The problem with barring felons from buying guns is that almost every felon knows someone who isn’t necessarily a law-abiding citizen but is someone who just hasn’t been caught at anything serious. While we make it illegal for the felon to buy the gun himself, he can easily send a buddy of his into a store to buy a gun for him. It’s not difficult.

Then, to top it off, there’s not even significant penalties for doing it, apparently.

Some Georgia lawmakers want to change that.

You don’t have to pull the trigger to face prison time. At least, that’s what some lawmakers are hoping to get on the books.

Meg Heap, the Chatham County District Attorney, State Rep. Jesse Petrea, R- Savannah, and Alderman Julian Miller, District 4, met outside the Chatham County Courthouse Thursday afternoon to discuss an amendment to the Straw Purchase Law they are hoping to pass.

The statute targets people who buy guns “knowingly and intentionally” for a convicted felon or first time offender on probation. The current charge is a misdemeanor, but legislators are pushing for a harsher punishment.

“All the other crimes, if you commit an armed robbery, and you were charged also with possession of a firearm by commission of a felony, that’s a five year sentence. We want it to equal all the other charges involving firearms,” said Heap.

 

The bill seeks to level a five-year sentence on straw buyers, which they believe will bring the punishment on par with many of the crimes being committed with these illegally purchased guns.

The question is, will it work?

Well, these folks aren’t deluded enough to think it’ll make everything all better and make all the bad people go away.

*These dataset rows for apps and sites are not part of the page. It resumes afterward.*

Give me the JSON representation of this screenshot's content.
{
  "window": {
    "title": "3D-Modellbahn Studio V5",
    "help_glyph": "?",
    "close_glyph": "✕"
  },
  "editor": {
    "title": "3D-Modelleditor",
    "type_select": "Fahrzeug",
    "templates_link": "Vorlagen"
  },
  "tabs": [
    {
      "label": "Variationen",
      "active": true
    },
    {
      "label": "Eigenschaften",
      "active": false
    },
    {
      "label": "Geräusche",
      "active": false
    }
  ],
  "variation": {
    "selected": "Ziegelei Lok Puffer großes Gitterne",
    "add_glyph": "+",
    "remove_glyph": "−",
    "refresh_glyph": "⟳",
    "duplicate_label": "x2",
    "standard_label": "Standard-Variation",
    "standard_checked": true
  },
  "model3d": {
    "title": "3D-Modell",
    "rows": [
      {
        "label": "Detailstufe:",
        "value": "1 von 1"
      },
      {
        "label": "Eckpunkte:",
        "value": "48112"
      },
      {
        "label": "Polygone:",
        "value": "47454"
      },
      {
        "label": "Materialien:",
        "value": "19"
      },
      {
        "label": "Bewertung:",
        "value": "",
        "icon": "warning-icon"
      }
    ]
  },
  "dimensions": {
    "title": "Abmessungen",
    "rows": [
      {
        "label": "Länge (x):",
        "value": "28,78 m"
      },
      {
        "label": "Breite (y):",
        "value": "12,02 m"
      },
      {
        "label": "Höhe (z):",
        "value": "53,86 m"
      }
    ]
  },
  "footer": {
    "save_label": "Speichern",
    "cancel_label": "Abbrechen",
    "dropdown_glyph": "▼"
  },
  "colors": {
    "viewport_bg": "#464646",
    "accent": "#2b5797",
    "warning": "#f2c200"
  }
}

Good for them.

Instead, they see it as just one layer in an overall strategy to combat gun violence. I don’t think that’ll make a damn bit of difference, but they’re not exactly creating new laws and turning previously law-abiding people into criminals, so I’m not going to lose too much sleep over it.

The problem is that they’re still looking primarily at guns as an evil rather than making any effort to combat the roots of violence in our communities. Take those out of play, and there are no straw buyers in the first place. People aren’t looking to get guns for illegal activities.

Well, not as many, anyway.

Meanwhile, more severe punishment sounds good, but I’m not sure these folks understand the subcultures we’re dealing with. Most of the problem goes from subcultures that view prison time as a rite of passage, something prestigious. Doing time means status.

It’s entirely possible that rather than reducing straw buys as intended, it actually makes it easier to find someone to buy a gun. The greater the risks, the greater the reward. In this case, status in the neighborhood. If you get caught and do time? No big. You’ve done time now. You’re someone in the neighborhood.

Yes, you take them out of circulation for a while and make them ineligible to be straw buyers, but someone will take their place. Either way, the violence will remain.

It’ll always be there until you deal with the roots.